(Source data)
┌────────

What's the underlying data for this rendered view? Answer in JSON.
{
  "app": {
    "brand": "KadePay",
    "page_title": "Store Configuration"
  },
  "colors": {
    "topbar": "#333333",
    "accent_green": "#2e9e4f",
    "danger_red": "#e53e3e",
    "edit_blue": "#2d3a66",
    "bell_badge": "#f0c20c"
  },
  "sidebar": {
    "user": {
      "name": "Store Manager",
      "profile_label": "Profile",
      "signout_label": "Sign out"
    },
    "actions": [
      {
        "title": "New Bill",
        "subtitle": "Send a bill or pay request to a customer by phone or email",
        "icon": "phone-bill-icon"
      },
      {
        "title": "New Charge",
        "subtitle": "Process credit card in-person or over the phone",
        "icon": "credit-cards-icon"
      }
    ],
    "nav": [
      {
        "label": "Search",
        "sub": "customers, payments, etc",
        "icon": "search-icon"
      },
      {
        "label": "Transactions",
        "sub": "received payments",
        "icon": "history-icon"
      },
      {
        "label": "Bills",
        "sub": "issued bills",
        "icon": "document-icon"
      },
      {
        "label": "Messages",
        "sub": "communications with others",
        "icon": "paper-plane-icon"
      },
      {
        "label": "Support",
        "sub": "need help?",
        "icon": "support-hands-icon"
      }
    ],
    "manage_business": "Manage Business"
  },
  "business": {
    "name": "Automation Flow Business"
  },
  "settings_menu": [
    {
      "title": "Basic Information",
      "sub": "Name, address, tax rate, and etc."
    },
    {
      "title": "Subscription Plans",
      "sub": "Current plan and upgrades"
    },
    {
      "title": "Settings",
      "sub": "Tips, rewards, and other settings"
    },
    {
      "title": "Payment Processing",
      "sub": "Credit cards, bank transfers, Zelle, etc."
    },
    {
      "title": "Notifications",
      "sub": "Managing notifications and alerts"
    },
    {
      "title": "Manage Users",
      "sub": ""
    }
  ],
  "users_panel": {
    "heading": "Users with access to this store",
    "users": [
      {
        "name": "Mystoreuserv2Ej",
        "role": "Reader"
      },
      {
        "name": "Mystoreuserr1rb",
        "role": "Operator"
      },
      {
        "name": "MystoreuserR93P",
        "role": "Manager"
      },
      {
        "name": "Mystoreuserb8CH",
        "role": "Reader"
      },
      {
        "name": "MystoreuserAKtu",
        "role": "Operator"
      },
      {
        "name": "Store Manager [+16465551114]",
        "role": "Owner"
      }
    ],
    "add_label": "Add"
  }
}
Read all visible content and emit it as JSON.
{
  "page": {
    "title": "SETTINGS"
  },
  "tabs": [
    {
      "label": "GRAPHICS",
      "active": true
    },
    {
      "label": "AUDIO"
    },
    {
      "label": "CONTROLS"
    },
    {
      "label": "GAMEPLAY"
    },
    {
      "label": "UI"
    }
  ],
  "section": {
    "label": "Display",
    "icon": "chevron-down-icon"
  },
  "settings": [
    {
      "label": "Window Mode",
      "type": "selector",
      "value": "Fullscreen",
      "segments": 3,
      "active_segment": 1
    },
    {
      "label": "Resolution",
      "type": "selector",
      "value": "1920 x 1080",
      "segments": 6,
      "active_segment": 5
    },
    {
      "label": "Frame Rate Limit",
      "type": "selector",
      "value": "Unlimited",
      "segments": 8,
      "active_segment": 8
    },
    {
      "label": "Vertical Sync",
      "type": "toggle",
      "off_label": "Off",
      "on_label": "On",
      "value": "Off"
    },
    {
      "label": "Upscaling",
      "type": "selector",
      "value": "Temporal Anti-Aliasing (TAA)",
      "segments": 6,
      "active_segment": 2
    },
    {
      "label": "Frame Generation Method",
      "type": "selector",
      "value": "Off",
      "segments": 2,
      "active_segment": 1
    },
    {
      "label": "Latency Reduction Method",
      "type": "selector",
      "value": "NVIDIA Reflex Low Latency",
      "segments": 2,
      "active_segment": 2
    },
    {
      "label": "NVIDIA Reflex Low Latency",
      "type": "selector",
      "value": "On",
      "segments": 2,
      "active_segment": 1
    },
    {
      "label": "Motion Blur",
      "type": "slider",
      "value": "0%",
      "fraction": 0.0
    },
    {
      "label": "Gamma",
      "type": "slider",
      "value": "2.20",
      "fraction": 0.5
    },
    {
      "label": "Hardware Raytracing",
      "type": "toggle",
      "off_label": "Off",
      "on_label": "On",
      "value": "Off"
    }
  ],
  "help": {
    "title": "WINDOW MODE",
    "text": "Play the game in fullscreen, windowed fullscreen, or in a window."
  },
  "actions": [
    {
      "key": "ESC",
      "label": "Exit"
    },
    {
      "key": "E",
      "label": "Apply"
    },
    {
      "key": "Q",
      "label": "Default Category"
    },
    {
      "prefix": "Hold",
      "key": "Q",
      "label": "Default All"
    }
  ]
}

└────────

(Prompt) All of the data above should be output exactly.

(Worked solution)
What's the underlying data for this rendered view? Answer in JSON.
{
  "app": {
    "brand": "KadePay",
    "page_title": "Store Configuration"
  },
  "colors": {
    "topbar": "#333333",
    "accent_green": "#2e9e4f",
    "danger_red": "#e53e3e",
    "edit_blue": "#2d3a66",
    "bell_badge": "#f0c20c"
  },
  "sidebar": {
    "user": {
      "name": "Store Manager",
      "profile_label": "Profile",
      "signout_label": "Sign out"
    },
    "actions": [
      {
        "title": "New Bill",
        "subtitle": "Send a bill or pay request to a customer by phone or email",
        "icon": "phone-bill-icon"
      },
      {
        "title": "New Charge",
        "subtitle": "Process credit card in-person or over the phone",
        "icon": "credit-cards-icon"
      }
    ],
    "nav": [
      {
        "label": "Search",
        "sub": "customers, payments, etc",
        "icon": "search-icon"
      },
      {
        "label": "Transactions",
        "sub": "received payments",
        "icon": "history-icon"
      },
      {
        "label": "Bills",
        "sub": "issued bills",
        "icon": "document-icon"
      },
      {
        "label": "Messages",
        "sub": "communications with others",
        "icon": "paper-plane-icon"
      },
      {
        "label": "Support",
        "sub": "need help?",
        "icon": "support-hands-icon"
      }
    ],
    "manage_business": "Manage Business"
  },
  "business": {
    "name": "Automation Flow Business"
  },
  "settings_menu": [
    {
      "title": "Basic Information",
      "sub": "Name, address, tax rate, and etc."
    },
    {
      "title": "Subscription Plans",
      "sub": "Current plan and upgrades"
    },
    {
      "title": "Settings",
      "sub": "Tips, rewards, and other settings"
    },
    {
      "title": "Payment Processing",
      "sub": "Credit cards, bank transfers, Zelle, etc."
    },
    {
      "title": "Notifications",
      "sub": "Managing notifications and alerts"
    },
    {
      "title": "Manage Users",
      "sub": ""
    }
  ],
  "users_panel": {
    "heading": "Users with access to this store",
    "users": [
      {
        "name": "Mystoreuserv2Ej",
        "role": "Reader"
      },
      {
        "name": "Mystoreuserr1rb",
        "role": "Operator"
      },
      {
        "name": "MystoreuserR93P",
        "role": "Manager"
      },
      {
        "name": "Mystoreuserb8CH",
        "role": "Reader"
      },
      {
        "name": "MystoreuserAKtu",
        "role": "Operator"
      },
      {
        "name": "Store Manager [+16465551114]",
        "role": "Owner"
      }
    ],
    "add_label": "Add"
  }
}
Read all visible content and emit it as JSON.
{
  "page": {
    "title": "SETTINGS"
  },
  "tabs": [
    {
      "label": "GRAPHICS",
      "active": true
    },
    {
      "label": "AUDIO"
    },
    {
      "label": "CONTROLS"
    },
    {
      "label": "GAMEPLAY"
    },
    {
      "label": "UI"
    }
  ],
  "section": {
    "label": "Display",
    "icon": "chevron-down-icon"
  },
  "settings": [
    {
      "label": "Window Mode",
      "type": "selector",
      "value": "Fullscreen",
      "segments": 3,
      "active_segment": 1
    },
    {
      "label": "Resolution",
      "type": "selector",
      "value": "1920 x 1080",
      "segments": 6,
      "active_segment": 5
    },
    {
      "label": "Frame Rate Limit",
      "type": "selector",
      "value": "Unlimited",
      "segments": 8,
      "active_segment": 8
    },
    {
      "label": "Vertical Sync",
      "type": "toggle",
      "off_label": "Off",
      "on_label": "On",
      "value": "Off"
    },
    {
      "label": "Upscaling",
      "type": "selector",
      "value": "Temporal Anti-Aliasing (TAA)",
      "segments": 6,
      "active_segment": 2
    },
    {
      "label": "Frame Generation Method",
      "type": "selector",
      "value": "Off",
      "segments": 2,
      "active_segment": 1
    },
    {
      "label": "Latency Reduction Method",
      "type": "selector",
      "value": "NVIDIA Reflex Low Latency",
      "segments": 2,
      "active_segment": 2
    },
    {
      "label": "NVIDIA Reflex Low Latency",
      "type": "selector",
      "value": "On",
      "segments": 2,
      "active_segment": 1
    },
    {
      "label": "Motion Blur",
      "type": "slider",
      "value": "0%",
      "fraction": 0.0
    },
    {
      "label": "Gamma",
      "type": "slider",
      "value": "2.20",
      "fraction": 0.5
    },
    {
      "label": "Hardware Raytracing",
      "type": "toggle",
      "off_label": "Off",
      "on_label": "On",
      "value": "Off"
    }
  ],
  "help": {
    "title": "WINDOW MODE",
    "text": "Play the game in fullscreen, windowed fullscreen, or in a window."
  },
  "actions": [
    {
      "key": "ESC",
      "label": "Exit"
    },
    {
      "key": "E",
      "label": "Apply"
    },
    {
      "key": "Q",
      "label": "Default Category"
    },
    {
      "prefix": "Hold",
      "key": "Q",
      "label": "Default All"
    }
  ]
}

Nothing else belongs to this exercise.